appcast.xml — it lists betas as well as golden releases.
Folks who download golden releases only get golden updates (technically: they follow the golden appcast).
Folks who download a beta release get beta and golden updates (technically: they follow the beta appcast).
Which appcast is followed depends on a hidden boolean user default:
useBetaAppcast. Nonexistent or false, the golden appcast is used. True, and the beta appcast is used.
useBetaAppcast is set to
true open loading ClickToFlash’s plugin when the version number contains a “b”.
Golden users only see golden releases. All beta-ness is hidden from them. I think this is our common case.
Folks who try betas, get beta updates as well as golden updates.
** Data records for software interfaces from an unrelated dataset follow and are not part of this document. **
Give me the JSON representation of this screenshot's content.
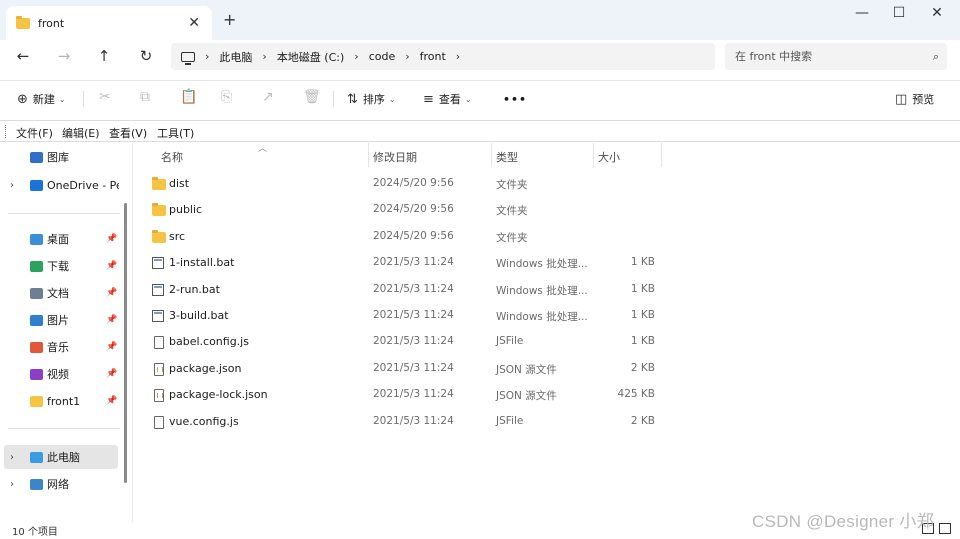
{
  "tab": {
    "title": "front",
    "close": "✕",
    "new_tab": "+"
  },
  "window_controls": {
    "minimize": "—",
    "maximize": "☐",
    "close": "✕"
  },
  "nav_buttons": {
    "back": "←",
    "forward": "→",
    "up": "↑",
    "refresh": "↻"
  },
  "address": {
    "separator": "›",
    "crumbs": [
      "此电脑",
      "本地磁盘 (C:)",
      "code",
      "front"
    ]
  },
  "search": {
    "placeholder": "在 front 中搜索",
    "icon": "⌕"
  },
  "toolbar": {
    "new_label": "新建",
    "new_icon": "⊕",
    "sort_label": "排序",
    "sort_icon": "⇅",
    "view_label": "查看",
    "view_icon": "≡",
    "more": "•••",
    "preview_label": "预览",
    "preview_icon": "◫",
    "disabled_icons": [
      "✂",
      "⧉",
      "📋",
      "⎘",
      "↗",
      "🗑"
    ]
  },
  "menu": [
    "文件(F)",
    "编辑(E)",
    "查看(V)",
    "工具(T)"
  ],
  "nav_pane": {
    "items": [
      {
        "label": "图库",
        "icon": "gallery-icon",
        "color": "#2f6fc7",
        "chevron": false,
        "pinned": false
      },
      {
        "label": "OneDrive - Per",
        "icon": "cloud-icon",
        "color": "#1a73d9",
        "chevron": true,
        "pinned": false
      },
      {
        "label": "桌面",
        "icon": "desktop-icon",
        "color": "#3b8fd8",
        "chevron": false,
        "pinned": true
      },
      {
        "label": "下载",
        "icon": "download-icon",
        "color": "#2aa260",
        "chevron": false,
        "pinned": true
      },
      {
        "label": "文档",
        "icon": "document-icon",
        "color": "#6f7f90",
        "chevron": false,
        "pinned": true
      },
      {
        "label": "图片",
        "icon": "pictures-icon",
        "color": "#2f7fd0",
        "chevron": false,
        "pinned": true
      },
      {
        "label": "音乐",
        "icon": "music-icon",
        "color": "#e0593a",
        "chevron": false,
        "pinned": true
      },
      {
        "label": "视频",
        "icon": "video-icon",
        "color": "#8a3fc9",
        "chevron": false,
        "pinned": true
      },
      {
        "label": "front1",
        "icon": "folder-icon",
        "color": "#f5c443",
        "chevron": false,
        "pinned": true
      },
      {
        "label": "此电脑",
        "icon": "computer-icon",
        "color": "#3a9be0",
        "chevron": true,
        "pinned": false,
        "selected": true
      },
      {
        "label": "网络",
        "icon": "network-icon",
        "color": "#3a86c9",
        "chevron": true,
        "pinned": false
      }
    ],
    "pin_glyph": "📌",
    "chevron_glyph": "›"
  },
  "columns": {
    "name": "名称",
    "modified": "修改日期",
    "type": "类型",
    "size": "大小"
  },
  "files": [
    {
      "name": "dist",
      "modified": "2024/5/20 9:56",
      "type": "文件夹",
      "size": "",
      "kind": "folder"
    },
    {
      "name": "public",
      "modified": "2024/5/20 9:56",
      "type": "文件夹",
      "size": "",
      "kind": "folder"
    },
    {
      "name": "src",
      "modified": "2024/5/20 9:56",
      "type": "文件夹",
      "size": "",
      "kind": "folder"
    },
    {
      "name": "1-install.bat",
      "modified": "2021/5/3 11:24",
      "type": "Windows 批处理...",
      "size": "1 KB",
      "kind": "bat"
    },
    {
      "name": "2-run.bat",
      "modified": "2021/5/3 11:24",
      "type": "Windows 批处理...",
      "size": "1 KB",
      "kind": "bat"
    },
    {
      "name": "3-build.bat",
      "modified": "2021/5/3 11:24",
      "type": "Windows 批处理...",
      "size": "1 KB",
      "kind": "bat"
    },
    {
      "name": "babel.config.js",
      "modified": "2021/5/3 11:24",
      "type": "JSFile",
      "size": "1 KB",
      "kind": "doc"
    },
    {
      "name": "package.json",
      "modified": "2021/5/3 11:24",
      "type": "JSON 源文件",
      "size": "2 KB",
      "kind": "json"
    },
    {
      "name": "package-lock.json",
      "modified": "2021/5/3 11:24",
      "type": "JSON 源文件",
      "size": "425 KB",
      "kind": "json"
    },
    {
      "name": "vue.config.js",
      "modified": "2021/5/3 11:24",
      "type": "JSFile",
      "size": "2 KB",
      "kind": "doc"
    }
  ],
  "status": {
    "count": "10 个项目"
  },
  "watermark": "CSDN @Designer 小郑"
}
One downside is once a user tries a beta (even once), they’ll always get beta update notices from then on unless they issue an explicit
defaults write com.github.rentzsch.clicktoflash useBetaAppcast -bool false. Not ideal if the user just wants to try a beta once but then goes right back to only golden releases.
Instead of using a persistent user default (
useBetaAppcast), we could simply detect whether the current version is a beta and then offer beta updates.
The upside to this there’s no hidden user default that we have to explain and offer tech support for. The downside is once a user jumps to a golden version again, they lose future beta updates.
We could offer yet another visible preference setting in ClickToFlash’s Preferences window to explicitly control which appcast you follow, but we’re trying really hard to limit options in that window.
ClickToFlash is a WebKit plugin.
WebPlugIn plug-ins are new, based off a new Objective-C API.
Chrome/Mac currently supports the older Netscape
CFPlugIn-based API, but not
WebPlugIns. So it’s not just a matter of flipping an
Info.plist flag or recompiling ClickToFlash to support Chrome — it may need a re-write.
I haven’t really looked yet so see what work it would take — we may be able to create a plug-in API bridge of sorts that allows ClickToFlash to target both browsers simultaneously (though you’d probably need to separate binaries).
I talked to Chrome’s plugin API engineer at WWDC09, and she’s down with ClickToFlash and wants to help us light it up. Happiness.
Interestingly, I think this would also give us Firefox support.
Update: Now it doesn’t look like we’d get Firefox support for free. Don’t really care, since I hear good things about Flashblock.